A protoplanetary nebula or preplanetary nebula (Sahai, Sánchez Contreras & Morris 2005) (PPN) is an astronomical object which is at the short-lived episode during a star's rapid stellar evolution between the late asymptotic giant branch (LAGB)[a] phase and the subsequent planetary nebula (PN) phase. A PPN emits strongly in infrared radiation, and is a kind of reflection nebula. It is the second-from-the-last high-luminosity evolution phase in the life cycle of intermediate-mass stars (1–8 M☉). (Kastner 2005)
The name protoplanetary nebula is an unfortunate choice due to the possibility of confusion with the same term being sometimes employed when discussing the unrelated concept of protoplanetary disks. The name protoplanetary nebula is a consequence of the older term planetary nebula, which was chosen due to early astronomers looking through telescopes and finding a similarity in appearance of planetary nebula to the gas giants such as Neptune and Uranus. To avoid any possible confusion, Sahai, Sánchez Contreras & Morris 2005 suggests employing a new term preplanetary nebula which does not overlap with any other disciplines of astronomy. They are often referred to as post-AGB stars, although that category also includes stars that will never ionize their ejected matter.
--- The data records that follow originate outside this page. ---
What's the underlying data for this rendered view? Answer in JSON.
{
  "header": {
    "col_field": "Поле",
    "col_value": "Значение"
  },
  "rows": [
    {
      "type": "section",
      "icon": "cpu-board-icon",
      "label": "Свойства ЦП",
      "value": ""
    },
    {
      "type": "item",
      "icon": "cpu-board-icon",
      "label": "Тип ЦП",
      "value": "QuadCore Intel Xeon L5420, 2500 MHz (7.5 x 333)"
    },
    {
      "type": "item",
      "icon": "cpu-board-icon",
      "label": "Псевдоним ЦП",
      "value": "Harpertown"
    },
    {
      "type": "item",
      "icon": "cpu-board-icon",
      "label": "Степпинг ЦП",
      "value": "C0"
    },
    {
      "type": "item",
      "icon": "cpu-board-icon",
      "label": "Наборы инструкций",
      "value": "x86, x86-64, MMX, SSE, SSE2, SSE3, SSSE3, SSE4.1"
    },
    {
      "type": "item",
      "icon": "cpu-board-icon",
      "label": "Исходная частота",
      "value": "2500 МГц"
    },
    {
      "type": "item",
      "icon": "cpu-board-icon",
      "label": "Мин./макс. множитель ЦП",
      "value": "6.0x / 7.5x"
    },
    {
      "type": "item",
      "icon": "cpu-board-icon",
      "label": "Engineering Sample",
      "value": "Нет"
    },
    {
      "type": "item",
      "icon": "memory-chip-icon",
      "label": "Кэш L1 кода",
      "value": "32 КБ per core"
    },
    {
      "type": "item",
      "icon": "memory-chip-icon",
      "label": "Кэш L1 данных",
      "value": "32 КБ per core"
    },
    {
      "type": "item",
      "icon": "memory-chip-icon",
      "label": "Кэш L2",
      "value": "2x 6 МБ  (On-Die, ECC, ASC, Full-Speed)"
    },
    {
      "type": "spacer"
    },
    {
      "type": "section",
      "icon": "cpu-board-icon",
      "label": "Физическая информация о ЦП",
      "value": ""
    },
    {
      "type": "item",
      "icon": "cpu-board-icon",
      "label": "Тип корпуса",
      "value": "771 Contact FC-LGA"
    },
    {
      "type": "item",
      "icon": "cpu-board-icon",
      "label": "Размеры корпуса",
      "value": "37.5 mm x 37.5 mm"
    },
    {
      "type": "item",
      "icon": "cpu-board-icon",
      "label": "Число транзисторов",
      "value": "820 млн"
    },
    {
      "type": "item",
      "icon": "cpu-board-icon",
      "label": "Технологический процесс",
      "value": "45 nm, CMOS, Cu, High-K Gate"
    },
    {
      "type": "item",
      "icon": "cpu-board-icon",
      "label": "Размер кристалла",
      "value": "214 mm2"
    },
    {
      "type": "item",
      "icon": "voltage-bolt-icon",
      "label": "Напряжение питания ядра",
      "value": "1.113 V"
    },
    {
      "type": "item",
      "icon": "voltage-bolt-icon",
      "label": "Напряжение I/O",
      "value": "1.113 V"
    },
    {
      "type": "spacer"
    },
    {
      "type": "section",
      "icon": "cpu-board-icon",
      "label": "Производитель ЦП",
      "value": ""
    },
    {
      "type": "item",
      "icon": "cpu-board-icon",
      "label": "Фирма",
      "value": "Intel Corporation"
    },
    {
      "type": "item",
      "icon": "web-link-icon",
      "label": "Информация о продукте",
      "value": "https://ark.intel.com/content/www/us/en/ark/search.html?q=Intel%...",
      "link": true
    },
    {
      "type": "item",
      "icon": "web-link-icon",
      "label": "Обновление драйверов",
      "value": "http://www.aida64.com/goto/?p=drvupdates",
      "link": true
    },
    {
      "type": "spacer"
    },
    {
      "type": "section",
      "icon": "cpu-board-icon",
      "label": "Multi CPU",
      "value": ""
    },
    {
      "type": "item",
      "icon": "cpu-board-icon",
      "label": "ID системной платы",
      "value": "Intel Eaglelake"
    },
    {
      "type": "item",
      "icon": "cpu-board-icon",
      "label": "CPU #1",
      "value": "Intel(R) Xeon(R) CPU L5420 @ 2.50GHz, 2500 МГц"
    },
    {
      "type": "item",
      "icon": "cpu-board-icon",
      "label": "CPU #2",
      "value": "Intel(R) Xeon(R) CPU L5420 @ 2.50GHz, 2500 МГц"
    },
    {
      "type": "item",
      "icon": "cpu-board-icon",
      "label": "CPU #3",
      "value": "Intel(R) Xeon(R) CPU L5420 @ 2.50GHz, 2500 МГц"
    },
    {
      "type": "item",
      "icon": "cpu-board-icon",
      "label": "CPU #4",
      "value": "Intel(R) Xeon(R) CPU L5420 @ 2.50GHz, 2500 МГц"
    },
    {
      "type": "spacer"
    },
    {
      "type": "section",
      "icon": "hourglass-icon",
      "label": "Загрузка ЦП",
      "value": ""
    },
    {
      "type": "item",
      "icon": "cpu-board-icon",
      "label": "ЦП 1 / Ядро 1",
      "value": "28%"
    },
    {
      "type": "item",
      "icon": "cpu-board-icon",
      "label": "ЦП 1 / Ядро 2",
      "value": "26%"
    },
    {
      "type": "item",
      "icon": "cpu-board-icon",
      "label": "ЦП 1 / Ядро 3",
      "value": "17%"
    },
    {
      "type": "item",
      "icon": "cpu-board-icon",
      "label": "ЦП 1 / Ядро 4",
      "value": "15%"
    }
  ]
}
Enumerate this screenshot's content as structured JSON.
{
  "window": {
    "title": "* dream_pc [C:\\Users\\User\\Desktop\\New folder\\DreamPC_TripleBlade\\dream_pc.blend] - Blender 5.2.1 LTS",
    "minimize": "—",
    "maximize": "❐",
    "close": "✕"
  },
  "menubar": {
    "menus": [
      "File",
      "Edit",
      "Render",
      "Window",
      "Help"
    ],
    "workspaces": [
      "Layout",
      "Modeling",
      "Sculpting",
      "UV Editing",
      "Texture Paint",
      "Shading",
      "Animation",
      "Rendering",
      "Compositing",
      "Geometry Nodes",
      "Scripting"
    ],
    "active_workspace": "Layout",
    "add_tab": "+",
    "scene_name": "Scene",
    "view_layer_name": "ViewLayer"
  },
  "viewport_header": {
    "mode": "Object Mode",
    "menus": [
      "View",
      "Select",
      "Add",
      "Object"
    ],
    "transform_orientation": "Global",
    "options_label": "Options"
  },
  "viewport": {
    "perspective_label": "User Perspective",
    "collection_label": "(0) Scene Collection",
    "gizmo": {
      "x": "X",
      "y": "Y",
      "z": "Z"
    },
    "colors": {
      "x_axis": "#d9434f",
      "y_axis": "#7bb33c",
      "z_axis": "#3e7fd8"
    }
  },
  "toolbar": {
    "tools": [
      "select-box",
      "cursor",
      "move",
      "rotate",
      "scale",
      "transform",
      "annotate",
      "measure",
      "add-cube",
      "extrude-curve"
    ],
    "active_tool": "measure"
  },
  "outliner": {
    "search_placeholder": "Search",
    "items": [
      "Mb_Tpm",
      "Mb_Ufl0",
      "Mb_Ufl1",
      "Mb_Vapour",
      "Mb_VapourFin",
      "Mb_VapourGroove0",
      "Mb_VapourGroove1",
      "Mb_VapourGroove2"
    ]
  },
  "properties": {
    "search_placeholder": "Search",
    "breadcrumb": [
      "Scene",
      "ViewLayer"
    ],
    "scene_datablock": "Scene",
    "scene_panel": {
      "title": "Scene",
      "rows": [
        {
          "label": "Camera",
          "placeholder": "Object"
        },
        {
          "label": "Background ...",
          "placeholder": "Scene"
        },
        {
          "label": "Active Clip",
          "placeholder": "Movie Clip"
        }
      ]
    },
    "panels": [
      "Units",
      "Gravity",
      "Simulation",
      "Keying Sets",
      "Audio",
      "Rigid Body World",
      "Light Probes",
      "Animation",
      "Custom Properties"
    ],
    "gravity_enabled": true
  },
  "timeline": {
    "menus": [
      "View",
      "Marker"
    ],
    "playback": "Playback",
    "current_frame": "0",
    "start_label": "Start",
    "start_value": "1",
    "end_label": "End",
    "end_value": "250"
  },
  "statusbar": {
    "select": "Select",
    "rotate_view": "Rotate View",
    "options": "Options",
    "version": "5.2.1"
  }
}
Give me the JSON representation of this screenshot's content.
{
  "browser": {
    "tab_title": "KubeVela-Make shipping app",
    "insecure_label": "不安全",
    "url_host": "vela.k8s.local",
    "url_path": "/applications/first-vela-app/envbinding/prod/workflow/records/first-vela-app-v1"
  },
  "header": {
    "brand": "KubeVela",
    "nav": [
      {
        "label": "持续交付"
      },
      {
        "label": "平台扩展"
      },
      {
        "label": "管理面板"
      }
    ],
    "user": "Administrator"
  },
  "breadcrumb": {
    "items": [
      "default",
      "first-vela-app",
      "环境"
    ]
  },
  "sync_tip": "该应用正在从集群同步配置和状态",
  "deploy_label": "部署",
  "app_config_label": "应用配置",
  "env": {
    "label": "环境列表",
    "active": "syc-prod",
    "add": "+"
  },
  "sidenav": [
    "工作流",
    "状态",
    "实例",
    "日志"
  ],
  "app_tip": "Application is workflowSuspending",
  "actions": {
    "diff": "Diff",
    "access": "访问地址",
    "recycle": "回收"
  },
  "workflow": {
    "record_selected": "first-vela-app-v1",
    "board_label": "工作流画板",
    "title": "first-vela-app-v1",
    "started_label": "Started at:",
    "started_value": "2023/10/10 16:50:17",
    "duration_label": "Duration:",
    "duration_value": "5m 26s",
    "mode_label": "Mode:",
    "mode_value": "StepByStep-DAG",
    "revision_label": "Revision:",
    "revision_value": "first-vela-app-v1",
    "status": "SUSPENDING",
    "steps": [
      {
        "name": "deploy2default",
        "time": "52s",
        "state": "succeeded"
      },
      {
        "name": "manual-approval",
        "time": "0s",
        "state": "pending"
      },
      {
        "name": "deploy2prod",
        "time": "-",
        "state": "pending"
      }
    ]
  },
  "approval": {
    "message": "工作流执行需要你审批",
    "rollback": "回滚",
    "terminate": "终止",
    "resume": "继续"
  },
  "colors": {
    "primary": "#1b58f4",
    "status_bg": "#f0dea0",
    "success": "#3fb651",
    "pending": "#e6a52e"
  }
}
During the LAGB phase, when mass loss reduces the hydrogen envelope's mass to around 10−2 M☉ for a core mass of 0.60 M☉, a star will begin to evolve towards the blue side of the Hertzsprung-Russell diagram. When the hydrogen envelope has been further reduced to around 10−3 M☉, the envelope will have been so disrupted that it is believed further significant mass loss is not possible. At this point, the effective temperature of the star, T*, will be around 5,000 K and it is defined to be the end of the LAGB and the beginning of the PPN. (Davis et al. 2005)
Protoplanetary nebula phase
During the ensuing protoplanetary nebula phase, the central star's effective temperature will continue rising as a result of the envelope's mass loss as a consequence of the hydrogen shell's burning. During this phase, the central star is still too cool to ionize the slow-moving circumstellar shell ejected during the preceding AGB phase. However, the star does appear to drive high-velocity, collimated winds which shape and shock this shell, and almost certainly entrain slow-moving AGB ejecta to produce a fast molecular wind. Observations and high-resolution imaging studies from 1998 to 2001, demonstrate that the rapidly evolving PPN phase ultimately shapes the morphology of the subsequent PN. At a point during or soon after the AGB envelope detachment, the envelope shape changes from roughly spherically symmetric to axially symmetric. The resultant morphologies are bipolar, knotty jets and Herbig-Haro-like “bow shocks”. These shapes appear even in relatively “young” PPN. (Davis et al. 2005)
The PPN phase continues until the central star reaches around 30,000 K and it is hot enough (producing enough ultraviolet radiation) to ionize the circumstellar nebula (ejected gases) and it becomes a kind of emission nebula called a PN. This transition must take place in less than around 10,000 years or else the density of the circumstellar envelope will fall below the PN formulation density threshold of around 100 per cm³ and no PN will result, such a case is sometimes referred to as a 'lazy planetary nebula'. (Volk & Kwok 1989)
In 2001, Bujarrabal et al. found that the “interacting stellar winds” model of Kwok et al. (1978) of radiatively-driven winds is insufficient to account for their CO observations of PPN fast winds which imply high momentum and energy inconsistent with that model. This has prompted theorists (Soker & Rappaport 2000; Frank & Blackmann 2004) to investigate whether an accretion disk scenario, similar to the model used to explain jets from active galactic nuclei and young stars, could account for both the point symmetry and the high degree of collimation seen in many PPN jets. In such a model, the accretion disk forms through binary interactions. Magneto-centrifugal launching from the disk surface is then a way to convert gravitational energy into the kinetic energy of a fast wind. If this model is correct and magneto-hydrodynamics (MHD) do determine the energetics and collimation of PPN outflows, then they will also determine physics of the shocks in these flows, and this can be confirmed with high-resolution pictures of the emission regions that go with the shocks. (Davis et al. 2005)